### Extracted data entries
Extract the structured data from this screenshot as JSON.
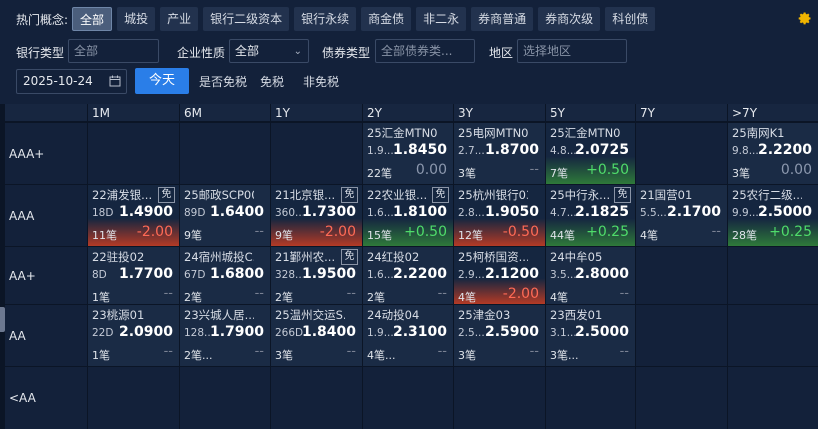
{
  "filters": {
    "hot_label": "热门概念:",
    "hot_tags": [
      "全部",
      "城投",
      "产业",
      "银行二级资本",
      "银行永续",
      "商金债",
      "非二永",
      "券商普通",
      "券商次级",
      "科创债"
    ],
    "bank_type_label": "银行类型",
    "bank_type_value": "全部",
    "corp_nature_label": "企业性质",
    "corp_nature_value": "全部",
    "bond_type_label": "债券类型",
    "bond_type_placeholder": "全部债券类...",
    "region_label": "地区",
    "region_placeholder": "选择地区",
    "date_value": "2025-10-24",
    "today_label": "今天",
    "tax_question": "是否免税",
    "tax_exempt": "免税",
    "tax_nonexempt": "非免税"
  },
  "grid": {
    "columns": [
      "1M",
      "6M",
      "1Y",
      "2Y",
      "3Y",
      "5Y",
      "7Y",
      ">7Y"
    ],
    "rows": [
      "AAA+",
      "AAA",
      "AA+",
      "AA",
      "<AA"
    ],
    "cells": [
      {
        "r": 0,
        "c": 3,
        "name": "25汇金MTN0...",
        "term": "1.9...",
        "yield": "1.8450",
        "count": "22笔",
        "change": "0.00",
        "tone": "zero",
        "style": "neu",
        "mian": ""
      },
      {
        "r": 0,
        "c": 4,
        "name": "25电网MTN0...",
        "term": "2.7...",
        "yield": "1.8700",
        "count": "3笔",
        "change": "--",
        "tone": "dash",
        "style": "neu",
        "mian": ""
      },
      {
        "r": 0,
        "c": 5,
        "name": "25汇金MTN0...",
        "term": "4.8...",
        "yield": "2.0725",
        "count": "7笔",
        "change": "+0.50",
        "tone": "pos",
        "style": "grn",
        "mian": ""
      },
      {
        "r": 0,
        "c": 7,
        "name": "25南网K1",
        "term": "9.8...",
        "yield": "2.2200",
        "count": "3笔",
        "change": "0.00",
        "tone": "zero",
        "style": "neu",
        "mian": ""
      },
      {
        "r": 1,
        "c": 0,
        "name": "22浦发银...",
        "term": "18D",
        "yield": "1.4900",
        "count": "11笔",
        "change": "-2.00",
        "tone": "neg",
        "style": "red",
        "mian": "免"
      },
      {
        "r": 1,
        "c": 1,
        "name": "25邮政SCP001",
        "term": "89D",
        "yield": "1.6400",
        "count": "9笔",
        "change": "--",
        "tone": "dash",
        "style": "neu",
        "mian": ""
      },
      {
        "r": 1,
        "c": 2,
        "name": "21北京银...",
        "term": "360...",
        "yield": "1.7300",
        "count": "9笔",
        "change": "-2.00",
        "tone": "neg",
        "style": "red",
        "mian": "免"
      },
      {
        "r": 1,
        "c": 3,
        "name": "22农业银...",
        "term": "1.6...",
        "yield": "1.8100",
        "count": "15笔",
        "change": "+0.50",
        "tone": "pos",
        "style": "grn",
        "mian": "免"
      },
      {
        "r": 1,
        "c": 4,
        "name": "25杭州银行03",
        "term": "2.8...",
        "yield": "1.9050",
        "count": "12笔",
        "change": "-0.50",
        "tone": "neg",
        "style": "red",
        "mian": ""
      },
      {
        "r": 1,
        "c": 5,
        "name": "25中行永...",
        "term": "4.7...",
        "yield": "2.1825",
        "count": "44笔",
        "change": "+0.25",
        "tone": "pos",
        "style": "grn",
        "mian": "免"
      },
      {
        "r": 1,
        "c": 6,
        "name": "21国营01",
        "term": "5.5...",
        "yield": "2.1700",
        "count": "4笔",
        "change": "--",
        "tone": "dash",
        "style": "neu",
        "mian": ""
      },
      {
        "r": 1,
        "c": 7,
        "name": "25农行二级...",
        "term": "9.9...",
        "yield": "2.5000",
        "count": "28笔",
        "change": "+0.25",
        "tone": "pos",
        "style": "grn",
        "mian": ""
      },
      {
        "r": 2,
        "c": 0,
        "name": "22驻投02",
        "term": "8D",
        "yield": "1.7700",
        "count": "1笔",
        "change": "--",
        "tone": "dash",
        "style": "neu",
        "mian": ""
      },
      {
        "r": 2,
        "c": 1,
        "name": "24宿州城投C...",
        "term": "67D",
        "yield": "1.6800",
        "count": "2笔",
        "change": "--",
        "tone": "dash",
        "style": "neu",
        "mian": ""
      },
      {
        "r": 2,
        "c": 2,
        "name": "21鄞州农...",
        "term": "328...",
        "yield": "1.9500",
        "count": "2笔",
        "change": "--",
        "tone": "dash",
        "style": "neu",
        "mian": "免"
      },
      {
        "r": 2,
        "c": 3,
        "name": "24红投02",
        "term": "1.6...",
        "yield": "2.2200",
        "count": "2笔",
        "change": "--",
        "tone": "dash",
        "style": "neu",
        "mian": ""
      },
      {
        "r": 2,
        "c": 4,
        "name": "25柯桥国资...",
        "term": "2.9...",
        "yield": "2.1200",
        "count": "4笔",
        "change": "-2.00",
        "tone": "neg",
        "style": "red",
        "mian": ""
      },
      {
        "r": 2,
        "c": 5,
        "name": "24中牟05",
        "term": "3.5...",
        "yield": "2.8000",
        "count": "4笔",
        "change": "--",
        "tone": "dash",
        "style": "neu",
        "mian": ""
      },
      {
        "r": 3,
        "c": 0,
        "name": "23桃源01",
        "term": "22D",
        "yield": "2.0900",
        "count": "1笔",
        "change": "--",
        "tone": "dash",
        "style": "neu",
        "mian": ""
      },
      {
        "r": 3,
        "c": 1,
        "name": "23兴城人居...",
        "term": "128...",
        "yield": "1.7900",
        "count": "2笔...",
        "change": "--",
        "tone": "dash",
        "style": "neu",
        "mian": ""
      },
      {
        "r": 3,
        "c": 2,
        "name": "25温州交运S...",
        "term": "266D",
        "yield": "1.8400",
        "count": "3笔",
        "change": "--",
        "tone": "dash",
        "style": "neu",
        "mian": ""
      },
      {
        "r": 3,
        "c": 3,
        "name": "24动投04",
        "term": "1.9...",
        "yield": "2.3100",
        "count": "4笔...",
        "change": "--",
        "tone": "dash",
        "style": "neu",
        "mian": ""
      },
      {
        "r": 3,
        "c": 4,
        "name": "25津金03",
        "term": "2.5...",
        "yield": "2.5900",
        "count": "3笔",
        "change": "--",
        "tone": "dash",
        "style": "neu",
        "mian": ""
      },
      {
        "r": 3,
        "c": 5,
        "name": "23西发01",
        "term": "3.1...",
        "yield": "2.5000",
        "count": "3笔...",
        "change": "--",
        "tone": "dash",
        "style": "neu",
        "mian": ""
      }
    ]
  }
}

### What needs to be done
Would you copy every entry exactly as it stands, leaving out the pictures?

### Result
Extract the structured data from this screenshot as JSON.
{
  "filters": {
    "hot_label": "热门概念:",
    "hot_tags": [
      "全部",
      "城投",
      "产业",
      "银行二级资本",
      "银行永续",
      "商金债",
      "非二永",
      "券商普通",
      "券商次级",
      "科创债"
    ],
    "bank_type_label": "银行类型",
    "bank_type_value": "全部",
    "corp_nature_label": "企业性质",
    "corp_nature_value": "全部",
    "bond_type_label": "债券类型",
    "bond_type_placeholder": "全部债券类...",
    "region_label": "地区",
    "region_placeholder": "选择地区",
    "date_value": "2025-10-24",
    "today_label": "今天",
    "tax_question": "是否免税",
    "tax_exempt": "免税",
    "tax_nonexempt": "非免税"
  },
  "grid": {
    "columns": [
      "1M",
      "6M",
      "1Y",
      "2Y",
      "3Y",
      "5Y",
      "7Y",
      ">7Y"
    ],
    "rows": [
      "AAA+",
      "AAA",
      "AA+",
      "AA",
      "<AA"
    ],
    "cells": [
      {
        "r": 0,
        "c": 3,
        "name": "25汇金MTN0...",
        "term": "1.9...",
        "yield": "1.8450",
        "count": "22笔",
        "change": "0.00",
        "tone": "zero",
        "style": "neu",
        "mian": ""
      },
      {
        "r": 0,
        "c": 4,
        "name": "25电网MTN0...",
        "term": "2.7...",
        "yield": "1.8700",
        "count": "3笔",
        "change": "--",
        "tone": "dash",
        "style": "neu",
        "mian": ""
      },
      {
        "r": 0,
        "c": 5,
        "name": "25汇金MTN0...",
        "term": "4.8...",
        "yield": "2.0725",
        "count": "7笔",
        "change": "+0.50",
        "tone": "pos",
        "style": "grn",
        "mian": ""
      },
      {
        "r": 0,
        "c": 7,
        "name": "25南网K1",
        "term": "9.8...",
        "yield": "2.2200",
        "count": "3笔",
        "change": "0.00",
        "tone": "zero",
        "style": "neu",
        "mian": ""
      },
      {
        "r": 1,
        "c": 0,
        "name": "22浦发银...",
        "term": "18D",
        "yield": "1.4900",
        "count": "11笔",
        "change": "-2.00",
        "tone": "neg",
        "style": "red",
        "mian": "免"
      },
      {
        "r": 1,
        "c": 1,
        "name": "25邮政SCP001",
        "term": "89D",
        "yield": "1.6400",
        "count": "9笔",
        "change": "--",
        "tone": "dash",
        "style": "neu",
        "mian": ""
      },
      {
        "r": 1,
        "c": 2,
        "name": "21北京银...",
        "term": "360...",
        "yield": "1.7300",
        "count": "9笔",
        "change": "-2.00",
        "tone": "neg",
        "style": "red",
        "mian": "免"
      },
      {
        "r": 1,
        "c": 3,
        "name": "22农业银...",
        "term": "1.6...",
        "yield": "1.8100",
        "count": "15笔",
        "change": "+0.50",
        "tone": "pos",
        "style": "grn",
        "mian": "免"
      },
      {
        "r": 1,
        "c": 4,
        "name": "25杭州银行03",
        "term": "2.8...",
        "yield": "1.9050",
        "count": "12笔",
        "change": "-0.50",
        "tone": "neg",
        "style": "red",
        "mian": ""
      },
      {
        "r": 1,
        "c": 5,
        "name": "25中行永...",
        "term": "4.7...",
        "yield": "2.1825",
        "count": "44笔",
        "change": "+0.25",
        "tone": "pos",
        "style": "grn",
        "mian": "免"
      },
      {
        "r": 1,
        "c": 6,
        "name": "21国营01",
        "term": "5.5...",
        "yield": "2.1700",
        "count": "4笔",
        "change": "--",
        "tone": "dash",
        "style": "neu",
        "mian": ""
      },
      {
        "r": 1,
        "c": 7,
        "name": "25农行二级...",
        "term": "9.9...",
        "yield": "2.5000",
        "count": "28笔",
        "change": "+0.25",
        "tone": "pos",
        "style": "grn",
        "mian": ""
      },
      {
        "r": 2,
        "c": 0,
        "name": "22驻投02",
        "term": "8D",
        "yield": "1.7700",
        "count": "1笔",
        "change": "--",
        "tone": "dash",
        "style": "neu",
        "mian": ""
      },
      {
        "r": 2,
        "c": 1,
        "name": "24宿州城投C...",
        "term": "67D",
        "yield": "1.6800",
        "count": "2笔",
        "change": "--",
        "tone": "dash",
        "style": "neu",
        "mian": ""
      },
      {
        "r": 2,
        "c": 2,
        "name": "21鄞州农...",
        "term": "328...",
        "yield": "1.9500",
        "count": "2笔",
        "change": "--",
        "tone": "dash",
        "style": "neu",
        "mian": "免"
      },
      {
        "r": 2,
        "c": 3,
        "name": "24红投02",
        "term": "1.6...",
        "yield": "2.2200",
        "count": "2笔",
        "change": "--",
        "tone": "dash",
        "style": "neu",
        "mian": ""
      },
      {
        "r": 2,
        "c": 4,
        "name": "25柯桥国资...",
        "term": "2.9...",
        "yield": "2.1200",
        "count": "4笔",
        "change": "-2.00",
        "tone": "neg",
        "style": "red",
        "mian": ""
      },
      {
        "r": 2,
        "c": 5,
        "name": "24中牟05",
        "term": "3.5...",
        "yield": "2.8000",
        "count": "4笔",
        "change": "--",
        "tone": "dash",
        "style": "neu",
        "mian": ""
      },
      {
        "r": 3,
        "c": 0,
        "name": "23桃源01",
        "term": "22D",
        "yield": "2.0900",
        "count": "1笔",
        "change": "--",
        "tone": "dash",
        "style": "neu",
        "mian": ""
      },
      {
        "r": 3,
        "c": 1,
        "name": "23兴城人居...",
        "term": "128...",
        "yield": "1.7900",
        "count": "2笔...",
        "change": "--",
        "tone": "dash",
        "style": "neu",
        "mian": ""
      },
      {
        "r": 3,
        "c": 2,
        "name": "25温州交运S...",
        "term": "266D",
        "yield": "1.8400",
        "count": "3笔",
        "change": "--",
        "tone": "dash",
        "style": "neu",
        "mian": ""
      },
      {
        "r": 3,
        "c": 3,
        "name": "24动投04",
        "term": "1.9...",
        "yield": "2.3100",
        "count": "4笔...",
        "change": "--",
        "tone": "dash",
        "style": "neu",
        "mian": ""
      },
      {
        "r": 3,
        "c": 4,
        "name": "25津金03",
        "term": "2.5...",
        "yield": "2.5900",
        "count": "3笔",
        "change": "--",
        "tone": "dash",
        "style": "neu",
        "mian": ""
      },
      {
        "r": 3,
        "c": 5,
        "name": "23西发01",
        "term": "3.1...",
        "yield": "2.5000",
        "count": "3笔...",
        "change": "--",
        "tone": "dash",
        "style": "neu",
        "mian": ""
      }
    ]
  }
}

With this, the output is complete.